Hospitalised injury due to land transport crashes 

This fact sheet focuses on hospitalised cases where a person was injured in an unintentional crash involving types of transport that operate on land. In 2014–15, nearly 57,000 people were hospitalised as the result of injuries sustained in land transport crashes. Of the cases where the crash location was specified, around 36,000 (64%) occurred in on-road crashes, and over 14,000 (26%) happened off-road. 

The fact sheet contains information about hospitalised injury cases due to land-transport crashes, particularly those that occurred on-road. This includes characteristics such as age and sex, type of road user and the main body regions affected.

Australia's hospitals at a glance 2016–17 

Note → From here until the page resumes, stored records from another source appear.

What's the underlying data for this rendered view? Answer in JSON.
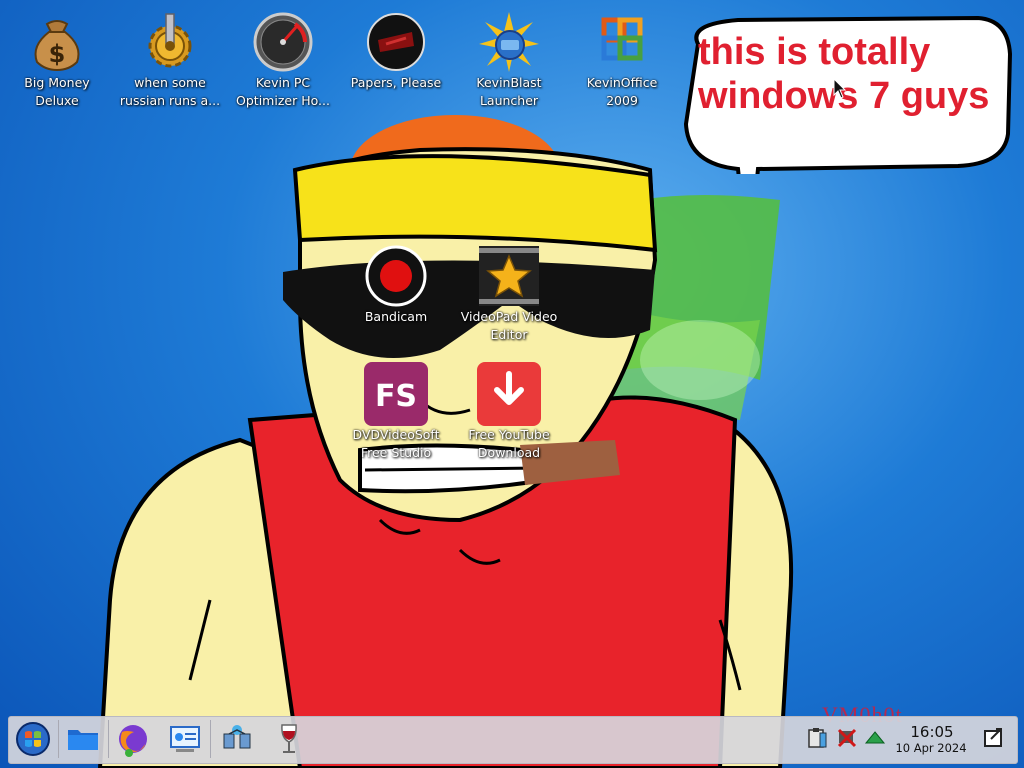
{
  "desktop_icons": [
    {
      "label": "Big Money\nDeluxe",
      "icon": "money-bag-icon"
    },
    {
      "label": "when some\nrussian runs a...",
      "icon": "gear-icon"
    },
    {
      "label": "Kevin PC\nOptimizer Ho...",
      "icon": "speedometer-icon"
    },
    {
      "label": "Papers, Please",
      "icon": "papers-please-icon"
    },
    {
      "label": "KevinBlast\nLauncher",
      "icon": "starburst-icon"
    },
    {
      "label": "KevinOffice\n2009",
      "icon": "office-icon"
    },
    {
      "label": "Bandicam",
      "icon": "record-icon"
    },
    {
      "label": "VideoPad Video\nEditor",
      "icon": "film-star-icon"
    },
    {
      "label": "DVDVideoSoft\nFree Studio",
      "icon": "fs-icon",
      "badge": "FS"
    },
    {
      "label": "Free YouTube\nDownload",
      "icon": "download-arrow-icon"
    }
  ],
  "speech_bubble": {
    "line1": "this is totally",
    "line2": "windows 7 guys"
  },
  "watermark": "VM0h0t",
  "taskbar": {
    "items": [
      "start-orb-icon",
      "file-manager-icon",
      "firefox-icon",
      "control-panel-icon",
      "network-icon",
      "wine-glass-icon"
    ],
    "tray": [
      "clipboard-icon",
      "network-disconnected-icon",
      "update-arrow-icon"
    ],
    "clock_time": "16:05",
    "clock_date": "10 Apr 2024",
    "show_desktop": "show-desktop-icon"
  },
  "colors": {
    "bubble_text": "#e02030",
    "taskbar": "#d6d6dc",
    "wallpaper": "#1e7bd6"
  }
}
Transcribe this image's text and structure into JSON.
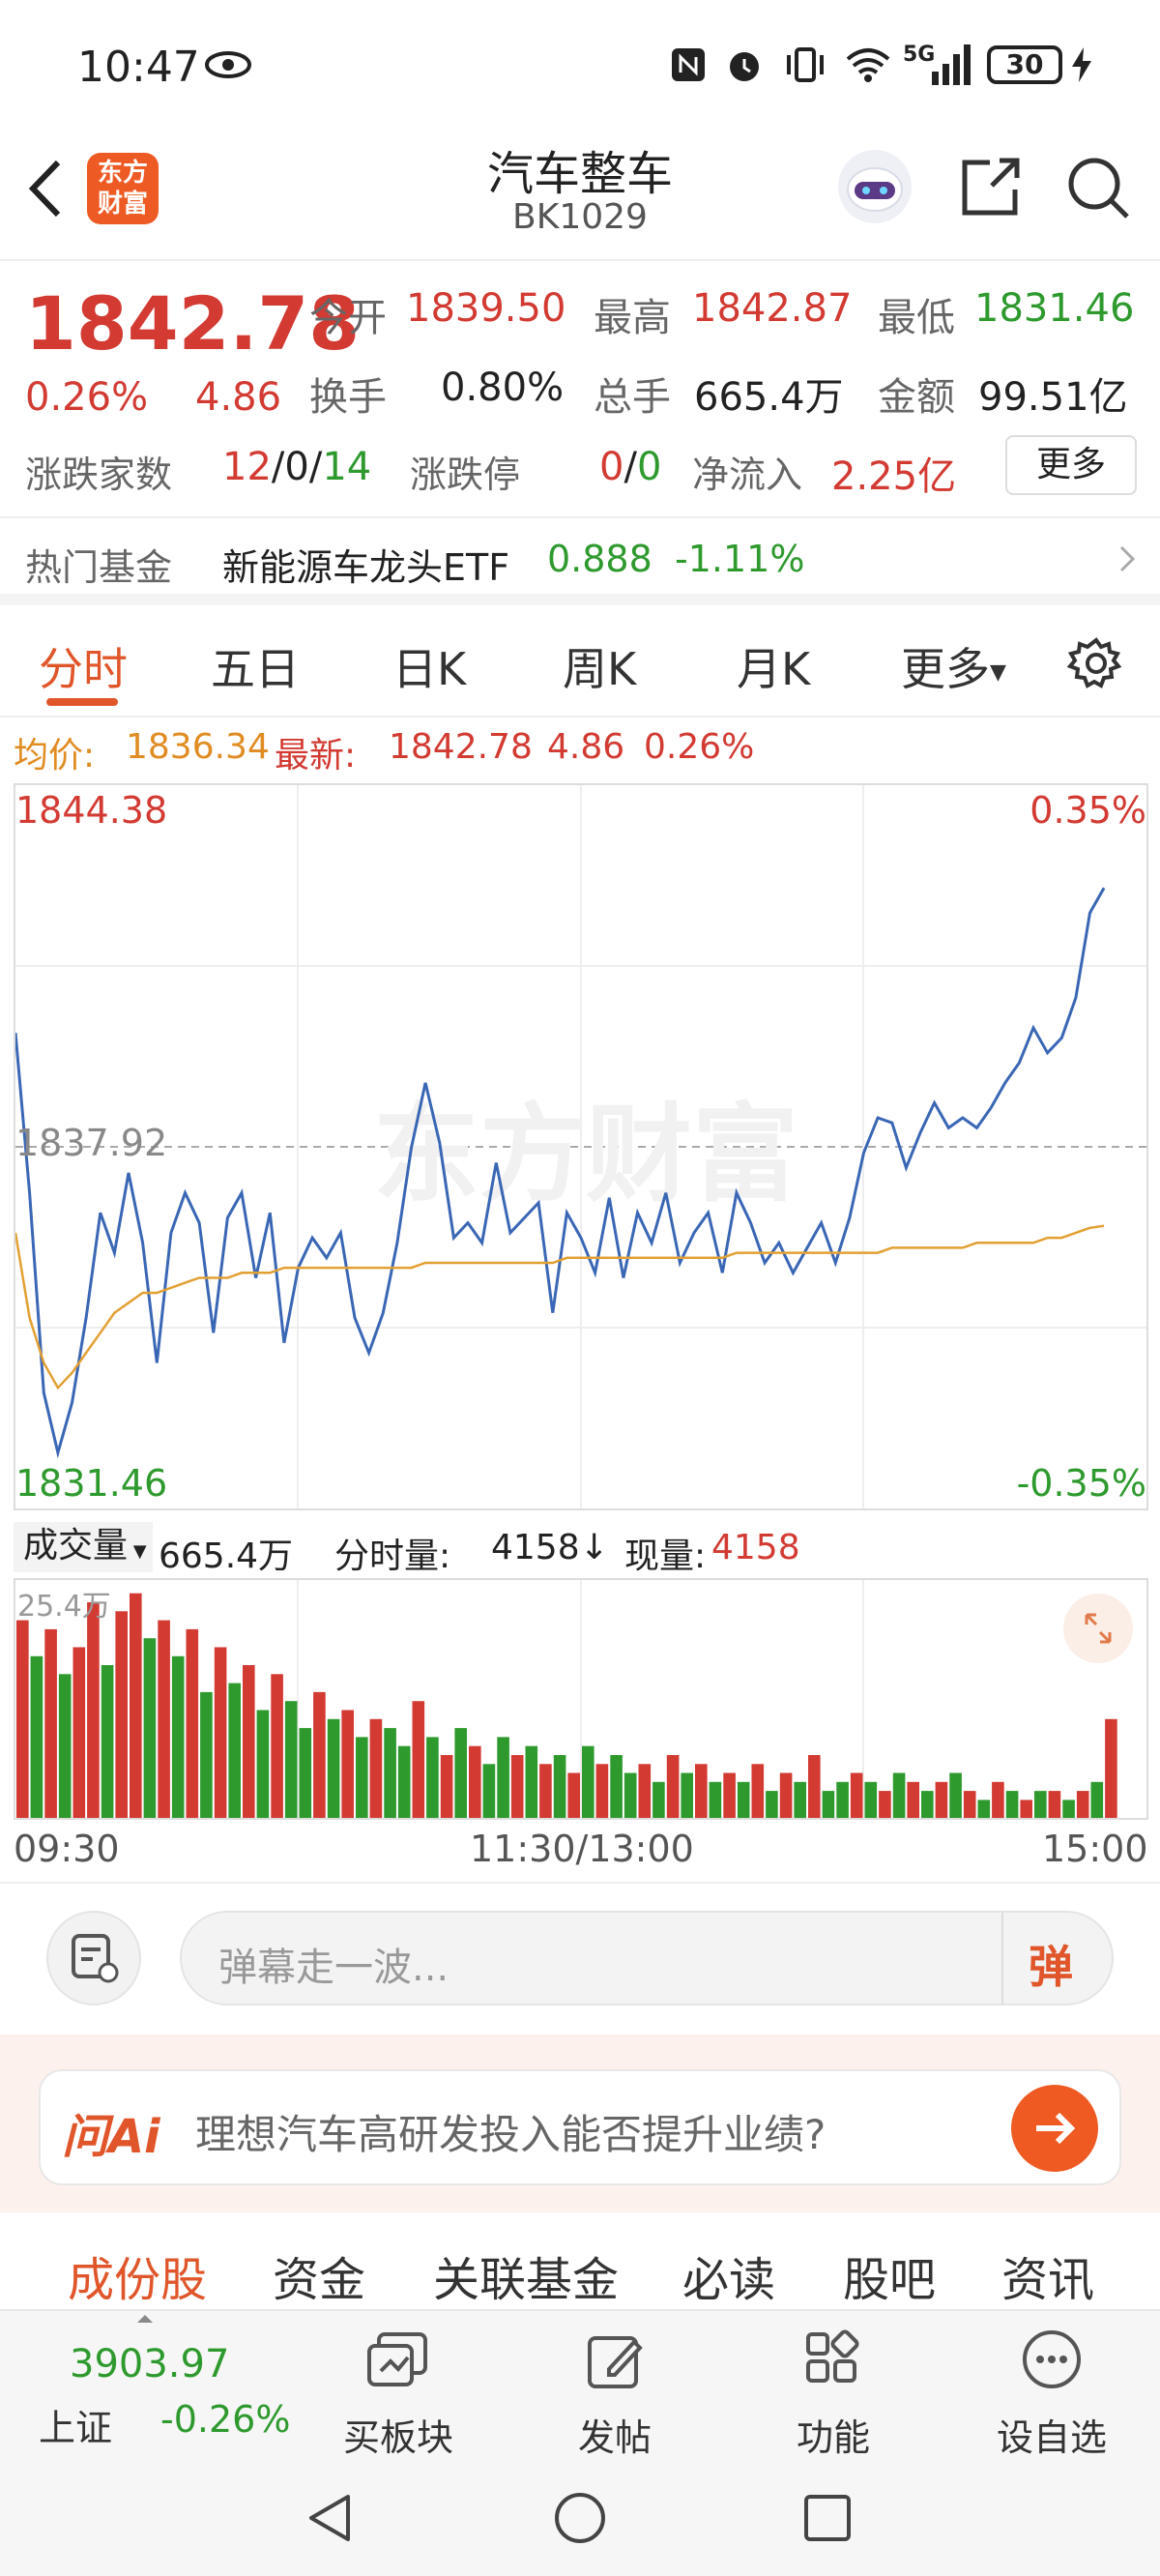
{
  "status_bar": {
    "time": "10:47",
    "battery": "30",
    "network": "5G"
  },
  "header": {
    "title": "汽车整车",
    "code": "BK1029",
    "logo_text": "东方\n财富"
  },
  "quote": {
    "price": "1842.78",
    "change_pct": "0.26%",
    "change": "4.86",
    "open_label": "今开",
    "open": "1839.50",
    "high_label": "最高",
    "high": "1842.87",
    "low_label": "最低",
    "low": "1831.46",
    "turnover_label": "换手",
    "turnover": "0.80%",
    "volume_label": "总手",
    "volume": "665.4万",
    "amount_label": "金额",
    "amount": "99.51亿",
    "updown_label": "涨跌家数",
    "up_count": "12",
    "flat_count": "0",
    "down_count": "14",
    "limit_label": "涨跌停",
    "limit_up": "0",
    "limit_down": "0",
    "inflow_label": "净流入",
    "inflow": "2.25亿",
    "more_button": "更多"
  },
  "hot_fund": {
    "label": "热门基金",
    "name": "新能源车龙头ETF",
    "price": "0.888",
    "change": "-1.11%"
  },
  "tabs": [
    "分时",
    "五日",
    "日K",
    "周K",
    "月K",
    "更多"
  ],
  "avg_row": {
    "avg_label": "均价:",
    "avg": "1836.34",
    "latest_label": "最新:",
    "latest": "1842.78",
    "change": "4.86",
    "change_pct": "0.26%"
  },
  "chart_data": {
    "type": "line",
    "title": "",
    "y_labels": {
      "top": "1844.38",
      "mid": "1837.92",
      "bottom": "1831.46",
      "top_pct": "0.35%",
      "bottom_pct": "-0.35%"
    },
    "ylim": [
      1831.46,
      1844.38
    ],
    "x_labels": [
      "09:30",
      "11:30/13:00",
      "15:00"
    ],
    "total_minutes": 240,
    "watermark": "东方财富",
    "series": [
      {
        "color": "#3a67b5",
        "values": [
          1840.2,
          1837.0,
          1833.0,
          1831.8,
          1832.8,
          1834.5,
          1836.6,
          1835.8,
          1837.4,
          1836.0,
          1833.6,
          1836.2,
          1837.0,
          1836.4,
          1834.2,
          1836.5,
          1837.0,
          1835.3,
          1836.6,
          1834.0,
          1835.5,
          1836.1,
          1835.7,
          1836.2,
          1834.5,
          1833.8,
          1834.6,
          1836.0,
          1837.9,
          1839.2,
          1838.0,
          1836.1,
          1836.4,
          1836.0,
          1837.6,
          1836.2,
          1836.5,
          1836.8,
          1834.6,
          1836.6,
          1836.1,
          1835.4,
          1836.9,
          1835.3,
          1836.6,
          1836.0,
          1837.0,
          1835.6,
          1836.2,
          1836.6,
          1835.4,
          1837.0,
          1836.4,
          1835.6,
          1836.0,
          1835.4,
          1835.9,
          1836.4,
          1835.6,
          1836.5,
          1837.8,
          1838.5,
          1838.4,
          1837.5,
          1838.2,
          1838.8,
          1838.3,
          1838.5,
          1838.3,
          1838.7,
          1839.2,
          1839.6,
          1840.3,
          1839.8,
          1840.1,
          1840.9,
          1842.6,
          1843.1
        ]
      },
      {
        "color": "#e2a033",
        "values": [
          1836.2,
          1834.5,
          1833.6,
          1833.1,
          1833.4,
          1833.8,
          1834.2,
          1834.6,
          1834.8,
          1835.0,
          1835.0,
          1835.1,
          1835.2,
          1835.3,
          1835.3,
          1835.3,
          1835.4,
          1835.4,
          1835.4,
          1835.5,
          1835.5,
          1835.5,
          1835.5,
          1835.5,
          1835.5,
          1835.5,
          1835.5,
          1835.5,
          1835.5,
          1835.6,
          1835.6,
          1835.6,
          1835.6,
          1835.6,
          1835.6,
          1835.6,
          1835.6,
          1835.6,
          1835.6,
          1835.7,
          1835.7,
          1835.7,
          1835.7,
          1835.7,
          1835.7,
          1835.7,
          1835.7,
          1835.7,
          1835.7,
          1835.7,
          1835.7,
          1835.8,
          1835.8,
          1835.8,
          1835.8,
          1835.8,
          1835.8,
          1835.8,
          1835.8,
          1835.8,
          1835.8,
          1835.8,
          1835.9,
          1835.9,
          1835.9,
          1835.9,
          1835.9,
          1835.9,
          1836.0,
          1836.0,
          1836.0,
          1836.0,
          1836.0,
          1836.1,
          1836.1,
          1836.2,
          1836.3,
          1836.34
        ]
      }
    ]
  },
  "volume_header": {
    "selector": "成交量",
    "total": "665.4万",
    "minute_label": "分时量:",
    "minute_value": "4158↓",
    "current_label": "现量:",
    "current_value": "4158",
    "scale_label": "25.4万"
  },
  "volume_data": {
    "type": "bar",
    "ylim": [
      0,
      25.4
    ],
    "values": [
      22,
      18,
      21,
      16,
      19,
      24,
      17,
      23,
      25,
      20,
      22,
      18,
      21,
      14,
      19,
      15,
      17,
      12,
      16,
      13,
      10,
      14,
      11,
      12,
      9,
      11,
      10,
      8,
      13,
      9,
      7,
      10,
      8,
      6,
      9,
      7,
      8,
      6,
      7,
      5,
      8,
      6,
      7,
      5,
      6,
      4,
      7,
      5,
      6,
      4,
      5,
      4,
      6,
      3,
      5,
      4,
      7,
      3,
      4,
      5,
      4,
      3,
      5,
      4,
      3,
      4,
      5,
      3,
      2,
      4,
      3,
      2,
      3,
      3,
      2,
      3,
      4,
      11
    ],
    "colors": [
      "r",
      "g",
      "r",
      "g",
      "r",
      "r",
      "g",
      "r",
      "r",
      "g",
      "r",
      "g",
      "r",
      "g",
      "r",
      "g",
      "r",
      "g",
      "r",
      "g",
      "g",
      "r",
      "g",
      "r",
      "g",
      "r",
      "g",
      "g",
      "r",
      "g",
      "r",
      "g",
      "r",
      "g",
      "g",
      "r",
      "g",
      "r",
      "g",
      "r",
      "g",
      "r",
      "g",
      "g",
      "r",
      "g",
      "r",
      "g",
      "r",
      "g",
      "r",
      "g",
      "r",
      "g",
      "r",
      "g",
      "r",
      "g",
      "g",
      "r",
      "g",
      "r",
      "g",
      "r",
      "g",
      "r",
      "g",
      "r",
      "g",
      "r",
      "g",
      "r",
      "g",
      "r",
      "g",
      "r",
      "g",
      "r"
    ]
  },
  "comment": {
    "placeholder": "弹幕走一波...",
    "danmu_icon": "弹"
  },
  "ai": {
    "logo": "问Ai",
    "question": "理想汽车高研发投入能否提升业绩?"
  },
  "sub_tabs": [
    "成份股",
    "资金",
    "关联基金",
    "必读",
    "股吧",
    "资讯"
  ],
  "bottom_bar": {
    "index_value": "3903.97",
    "index_name": "上证",
    "index_change": "-0.26%",
    "buy_label": "买板块",
    "post_label": "发帖",
    "func_label": "功能",
    "fav_label": "设自选"
  },
  "colors": {
    "red": "#d23a32",
    "green": "#2e9a2e",
    "orange": "#e08c22",
    "blue": "#3a67b5"
  }
}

Australia’s hospitals 2016–17 at a glance provides summary information on Australia’s public and private hospitals. In 2016–17, there were 11.0 million hospitalisations in public and private hospitals combined, including 2.7 million involving surgery. Public hospitals also provided care for 7.8 million patients presenting to emergency departments, with 73% of patients seen within recommended times for their triage category and 72% completed within 4 hours. This publication is a companion to the 2016–17 Australian hospital statistics suite of publications.

Hospital resources 2016–17: Australian hospital statistics 

In 2016–17:

  • there were 695 public hospitals in Australia, providing about two-thirds (62,000) of all hospital beds
  • total recurrent expenditure on public hospital services was $67 billion. About 66% of total recurrent expenditure (excluding depreciation) was for salaries, wages and superannuation. Medical, surgical and drug supplies accounted for 13% and administrative expenses accounted for a further 5%.
  • 365,000 full-time equivalent staff were employed in providing public hospital services. About 41% of staff were Nurses (151,000) and 12% were Salaried medical officers (44,000).

Non-admitted patient care 2016–17: Australian hospital statistics 

In 2016–17, public hospital services provided about 36.7 million non-admitted patient service events, including:

  • 16.2 million service events in allied health and/or clinical nurse specialists clinics
  • 11.7 million service events in medical consultation clinics
  • 3.0 million service events in procedural clinics.

Admitted patient care 2016–17: Australian hospital statistics 

In 2016–17, there were more than 11 million admissions to hospital—6.6 million in public hospitals and 4.4 million in private hospitals.

In public hospitals, a large proportion of admissions (43%) were considered emergencies, while in private hospitals admissions were more likely to be elective or other planned care.

Between 2012–13 and 2016–17, the number of hospitalisations rose by an average of 4.3% each year for public hospitals and 3.6% each year for private hospitals.